Please return each entry that follows exactly as given, but without pictures.
[DATA SUPPLIED Boundary: Start]
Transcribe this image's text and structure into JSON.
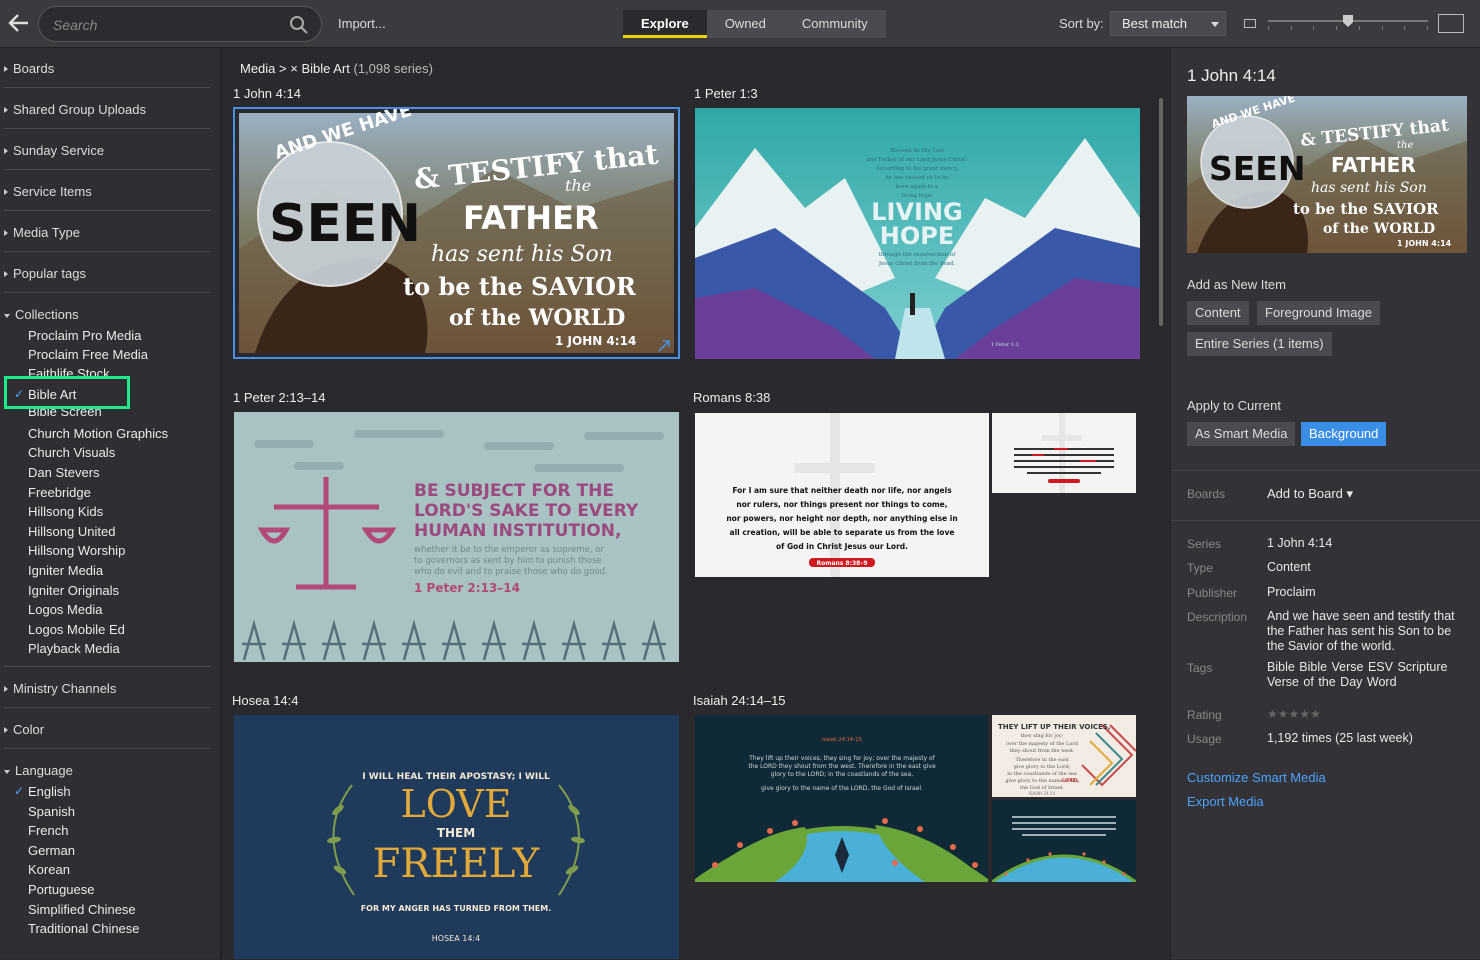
{
  "topbar": {
    "search_placeholder": "Search",
    "import_label": "Import...",
    "tabs": [
      "Explore",
      "Owned",
      "Community"
    ],
    "sort_label": "Sort by:",
    "sort_value": "Best match"
  },
  "sidebar": {
    "sections": [
      "Boards",
      "Shared Group Uploads",
      "Sunday Service",
      "Service Items",
      "Media Type",
      "Popular tags",
      "Collections",
      "Ministry Channels",
      "Color",
      "Language"
    ],
    "collections": [
      "Proclaim Pro Media",
      "Proclaim Free Media",
      "Faithlife Stock",
      "Bible Art",
      "Bible Screen",
      "Church Motion Graphics",
      "Church Visuals",
      "Dan Stevers",
      "Freebridge",
      "Hillsong Kids",
      "Hillsong United",
      "Hillsong Worship",
      "Igniter Media",
      "Igniter Originals",
      "Logos Media",
      "Logos Mobile Ed",
      "Playback Media"
    ],
    "languages": [
      "English",
      "Spanish",
      "French",
      "German",
      "Korean",
      "Portuguese",
      "Simplified Chinese",
      "Traditional Chinese"
    ],
    "check": "✓"
  },
  "main": {
    "breadcrumb_root": "Media >",
    "breadcrumb_filter": "× Bible Art",
    "breadcrumb_count": "(1,098 series)",
    "cards": [
      "1 John 4:14",
      "1 Peter 1:3",
      "1 Peter 2:13–14",
      "Romans 8:38",
      "Hosea 14:4",
      "Isaiah 24:14–15"
    ],
    "art": {
      "seen": [
        "AND WE HAVE",
        "SEEN",
        "& TESTIFY that",
        "the",
        "FATHER",
        "has sent his Son",
        "to be the SAVIOR",
        "of the WORLD",
        "1 JOHN 4:14"
      ],
      "living_hope": [
        "LIVING",
        "HOPE",
        "Blessed be the God",
        "and Father of our Lord Jesus Christ!",
        "According to his great mercy,",
        "he has caused us to be",
        "born again to a",
        "living hope",
        "through the resurrection of",
        "Jesus Christ from the dead.",
        "1 Peter 1:3"
      ],
      "peter": [
        "BE SUBJECT FOR THE",
        "LORD'S SAKE TO EVERY",
        "HUMAN INSTITUTION,",
        "whether it be to the emperor as supreme, or",
        "to governors as sent by him to punish those",
        "who do evil and to praise those who do good.",
        "1 Peter 2:13–14"
      ],
      "romans": [
        "For I am sure that neither death nor life, nor angels",
        "nor rulers, nor things present nor things to come,",
        "nor powers, nor height nor depth, nor anything else in",
        "all creation, will be able to separate us from the love",
        "of God in Christ Jesus our Lord.",
        "Romans 8:38–9"
      ],
      "hosea": [
        "I WILL HEAL THEIR APOSTASY; I WILL",
        "LOVE",
        "THEM",
        "FREELY",
        "FOR MY ANGER HAS TURNED FROM THEM.",
        "HOSEA 14:4"
      ],
      "isaiah": [
        "Isaiah 24:14–15",
        "They lift up their voices, they sing for joy; over the majesty of",
        "the LORD they shout from the west. Therefore in the east give",
        "glory to the LORD; in the coastlands of the sea,",
        "give glory to the name of the LORD, the God of Israel.",
        "THEY LIFT UP THEIR VOICES,",
        "they sing for joy;",
        "over the majesty of the Lord",
        "they shout from the west.",
        "Therefore in the east",
        "give glory to the Lord;",
        "in the coastlands of the sea",
        "give glory to the name of the",
        "LORD,",
        "the God of Israel.",
        "ISAIAH 24:14"
      ]
    }
  },
  "panel": {
    "title": "1 John 4:14",
    "add_heading": "Add as New Item",
    "add_buttons": [
      "Content",
      "Foreground Image",
      "Entire Series (1 items)"
    ],
    "apply_heading": "Apply to Current",
    "apply_buttons": [
      "As Smart Media",
      "Background"
    ],
    "boards_label": "Boards",
    "add_to_board": "Add to Board ▾",
    "details": [
      {
        "label": "Series",
        "value": "1 John 4:14"
      },
      {
        "label": "Type",
        "value": "Content"
      },
      {
        "label": "Publisher",
        "value": "Proclaim"
      },
      {
        "label": "Description",
        "value": "And we have seen and testify that the Father has sent his Son to be the Savior of the world."
      },
      {
        "label": "Tags",
        "value": "Bible  Bible Verse  ESV  Scripture  Verse of the Day  Word"
      },
      {
        "label": "Rating",
        "value": ""
      },
      {
        "label": "Usage",
        "value": "1,192 times (25 last week)"
      }
    ],
    "rating_stars": "★★★★★",
    "links": [
      "Customize Smart Media",
      "Export Media"
    ]
  },
  "colors": {
    "accent": "#e8d600",
    "link": "#4da3ff",
    "highlight": "#1eea8a",
    "blue_button": "#3a8ee6"
  }
}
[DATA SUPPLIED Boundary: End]
COMPLETED EXERCISE:
Transcribe this image's text and structure into JSON.
{
  "topbar": {
    "search_placeholder": "Search",
    "import_label": "Import...",
    "tabs": [
      "Explore",
      "Owned",
      "Community"
    ],
    "sort_label": "Sort by:",
    "sort_value": "Best match"
  },
  "sidebar": {
    "sections": [
      "Boards",
      "Shared Group Uploads",
      "Sunday Service",
      "Service Items",
      "Media Type",
      "Popular tags",
      "Collections",
      "Ministry Channels",
      "Color",
      "Language"
    ],
    "collections": [
      "Proclaim Pro Media",
      "Proclaim Free Media",
      "Faithlife Stock",
      "Bible Art",
      "Bible Screen",
      "Church Motion Graphics",
      "Church Visuals",
      "Dan Stevers",
      "Freebridge",
      "Hillsong Kids",
      "Hillsong United",
      "Hillsong Worship",
      "Igniter Media",
      "Igniter Originals",
      "Logos Media",
      "Logos Mobile Ed",
      "Playback Media"
    ],
    "languages": [
      "English",
      "Spanish",
      "French",
      "German",
      "Korean",
      "Portuguese",
      "Simplified Chinese",
      "Traditional Chinese"
    ],
    "check": "✓"
  },
  "main": {
    "breadcrumb_root": "Media >",
    "breadcrumb_filter": "× Bible Art",
    "breadcrumb_count": "(1,098 series)",
    "cards": [
      "1 John 4:14",
      "1 Peter 1:3",
      "1 Peter 2:13–14",
      "Romans 8:38",
      "Hosea 14:4",
      "Isaiah 24:14–15"
    ],
    "art": {
      "seen": [
        "AND WE HAVE",
        "SEEN",
        "& TESTIFY that",
        "the",
        "FATHER",
        "has sent his Son",
        "to be the SAVIOR",
        "of the WORLD",
        "1 JOHN 4:14"
      ],
      "living_hope": [
        "LIVING",
        "HOPE",
        "Blessed be the God",
        "and Father of our Lord Jesus Christ!",
        "According to his great mercy,",
        "he has caused us to be",
        "born again to a",
        "living hope",
        "through the resurrection of",
        "Jesus Christ from the dead.",
        "1 Peter 1:3"
      ],
      "peter": [
        "BE SUBJECT FOR THE",
        "LORD'S SAKE TO EVERY",
        "HUMAN INSTITUTION,",
        "whether it be to the emperor as supreme, or",
        "to governors as sent by him to punish those",
        "who do evil and to praise those who do good.",
        "1 Peter 2:13–14"
      ],
      "romans": [
        "For I am sure that neither death nor life, nor angels",
        "nor rulers, nor things present nor things to come,",
        "nor powers, nor height nor depth, nor anything else in",
        "all creation, will be able to separate us from the love",
        "of God in Christ Jesus our Lord.",
        "Romans 8:38–9"
      ],
      "hosea": [
        "I WILL HEAL THEIR APOSTASY; I WILL",
        "LOVE",
        "THEM",
        "FREELY",
        "FOR MY ANGER HAS TURNED FROM THEM.",
        "HOSEA 14:4"
      ],
      "isaiah": [
        "Isaiah 24:14–15",
        "They lift up their voices, they sing for joy; over the majesty of",
        "the LORD they shout from the west. Therefore in the east give",
        "glory to the LORD; in the coastlands of the sea,",
        "give glory to the name of the LORD, the God of Israel.",
        "THEY LIFT UP THEIR VOICES,",
        "they sing for joy;",
        "over the majesty of the Lord",
        "they shout from the west.",
        "Therefore in the east",
        "give glory to the Lord;",
        "in the coastlands of the sea",
        "give glory to the name of the",
        "LORD,",
        "the God of Israel.",
        "ISAIAH 24:14"
      ]
    }
  },
  "panel": {
    "title": "1 John 4:14",
    "add_heading": "Add as New Item",
    "add_buttons": [
      "Content",
      "Foreground Image",
      "Entire Series (1 items)"
    ],
    "apply_heading": "Apply to Current",
    "apply_buttons": [
      "As Smart Media",
      "Background"
    ],
    "boards_label": "Boards",
    "add_to_board": "Add to Board ▾",
    "details": [
      {
        "label": "Series",
        "value": "1 John 4:14"
      },
      {
        "label": "Type",
        "value": "Content"
      },
      {
        "label": "Publisher",
        "value": "Proclaim"
      },
      {
        "label": "Description",
        "value": "And we have seen and testify that the Father has sent his Son to be the Savior of the world."
      },
      {
        "label": "Tags",
        "value": "Bible  Bible Verse  ESV  Scripture  Verse of the Day  Word"
      },
      {
        "label": "Rating",
        "value": ""
      },
      {
        "label": "Usage",
        "value": "1,192 times (25 last week)"
      }
    ],
    "rating_stars": "★★★★★",
    "links": [
      "Customize Smart Media",
      "Export Media"
    ]
  },
  "colors": {
    "accent": "#e8d600",
    "link": "#4da3ff",
    "highlight": "#1eea8a",
    "blue_button": "#3a8ee6"
  }
}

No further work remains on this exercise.